» DIRECTIONS
Scan the entries below for the word "chevron". Copy out every line in which it occurs.

» INFORMATION SUPPLIED
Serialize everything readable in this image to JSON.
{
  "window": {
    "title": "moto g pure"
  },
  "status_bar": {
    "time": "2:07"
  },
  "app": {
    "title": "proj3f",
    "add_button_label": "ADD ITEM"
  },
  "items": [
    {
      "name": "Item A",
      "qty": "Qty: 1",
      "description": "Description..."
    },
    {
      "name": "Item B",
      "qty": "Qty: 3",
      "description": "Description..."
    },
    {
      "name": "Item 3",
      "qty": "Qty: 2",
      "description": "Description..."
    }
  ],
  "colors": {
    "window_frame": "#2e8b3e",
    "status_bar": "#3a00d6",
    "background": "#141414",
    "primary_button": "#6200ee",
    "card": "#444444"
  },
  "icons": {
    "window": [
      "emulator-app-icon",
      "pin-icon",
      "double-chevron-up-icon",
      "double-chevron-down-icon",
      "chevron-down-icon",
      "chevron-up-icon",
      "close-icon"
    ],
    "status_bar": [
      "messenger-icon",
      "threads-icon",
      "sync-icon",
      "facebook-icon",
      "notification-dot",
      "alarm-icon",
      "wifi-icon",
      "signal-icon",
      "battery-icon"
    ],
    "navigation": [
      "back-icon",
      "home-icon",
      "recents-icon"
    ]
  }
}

» ANSWER BELOW
      "double-chevron-up-icon",
      "double-chevron-down-icon",
      "chevron-down-icon",
      "chevron-up-icon",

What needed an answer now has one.